*** Exercise material Section Begins ***
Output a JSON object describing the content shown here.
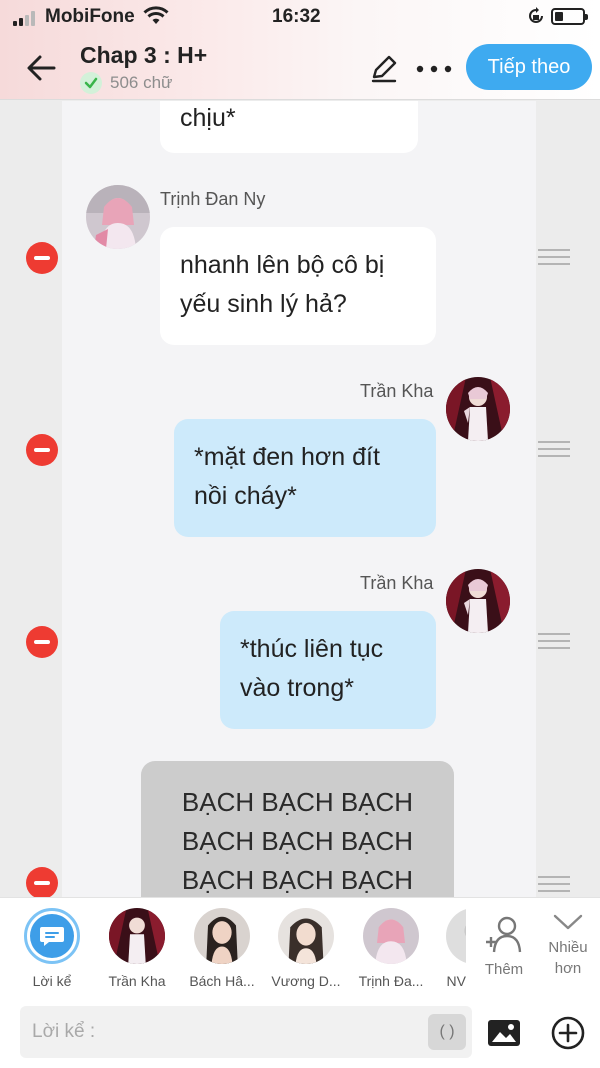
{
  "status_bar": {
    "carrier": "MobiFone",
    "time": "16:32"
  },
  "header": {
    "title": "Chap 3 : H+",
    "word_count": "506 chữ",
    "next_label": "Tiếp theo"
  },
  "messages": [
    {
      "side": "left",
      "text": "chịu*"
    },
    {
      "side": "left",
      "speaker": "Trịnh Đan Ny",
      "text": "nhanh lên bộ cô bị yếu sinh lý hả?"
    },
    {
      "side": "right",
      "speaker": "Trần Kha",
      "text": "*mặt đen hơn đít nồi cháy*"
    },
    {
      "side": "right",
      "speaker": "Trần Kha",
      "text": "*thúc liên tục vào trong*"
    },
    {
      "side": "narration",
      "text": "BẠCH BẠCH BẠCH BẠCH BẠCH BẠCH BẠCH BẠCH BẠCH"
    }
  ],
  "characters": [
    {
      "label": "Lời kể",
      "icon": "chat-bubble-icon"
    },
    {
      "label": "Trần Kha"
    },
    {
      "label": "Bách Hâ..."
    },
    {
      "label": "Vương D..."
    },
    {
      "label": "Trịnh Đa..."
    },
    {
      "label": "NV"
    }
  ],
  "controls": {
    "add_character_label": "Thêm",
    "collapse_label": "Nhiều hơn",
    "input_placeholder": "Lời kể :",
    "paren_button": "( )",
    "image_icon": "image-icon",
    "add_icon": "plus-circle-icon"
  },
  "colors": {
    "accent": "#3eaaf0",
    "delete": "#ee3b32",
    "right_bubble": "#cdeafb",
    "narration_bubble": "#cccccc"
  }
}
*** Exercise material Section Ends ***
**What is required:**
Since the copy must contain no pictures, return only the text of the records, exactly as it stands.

**Final answer:**
Output a JSON object describing the content shown here.
{
  "status_bar": {
    "carrier": "MobiFone",
    "time": "16:32"
  },
  "header": {
    "title": "Chap 3 : H+",
    "word_count": "506 chữ",
    "next_label": "Tiếp theo"
  },
  "messages": [
    {
      "side": "left",
      "text": "chịu*"
    },
    {
      "side": "left",
      "speaker": "Trịnh Đan Ny",
      "text": "nhanh lên bộ cô bị yếu sinh lý hả?"
    },
    {
      "side": "right",
      "speaker": "Trần Kha",
      "text": "*mặt đen hơn đít nồi cháy*"
    },
    {
      "side": "right",
      "speaker": "Trần Kha",
      "text": "*thúc liên tục vào trong*"
    },
    {
      "side": "narration",
      "text": "BẠCH BẠCH BẠCH BẠCH BẠCH BẠCH BẠCH BẠCH BẠCH"
    }
  ],
  "characters": [
    {
      "label": "Lời kể",
      "icon": "chat-bubble-icon"
    },
    {
      "label": "Trần Kha"
    },
    {
      "label": "Bách Hâ..."
    },
    {
      "label": "Vương D..."
    },
    {
      "label": "Trịnh Đa..."
    },
    {
      "label": "NV"
    }
  ],
  "controls": {
    "add_character_label": "Thêm",
    "collapse_label": "Nhiều hơn",
    "input_placeholder": "Lời kể :",
    "paren_button": "( )",
    "image_icon": "image-icon",
    "add_icon": "plus-circle-icon"
  },
  "colors": {
    "accent": "#3eaaf0",
    "delete": "#ee3b32",
    "right_bubble": "#cdeafb",
    "narration_bubble": "#cccccc"
  }
}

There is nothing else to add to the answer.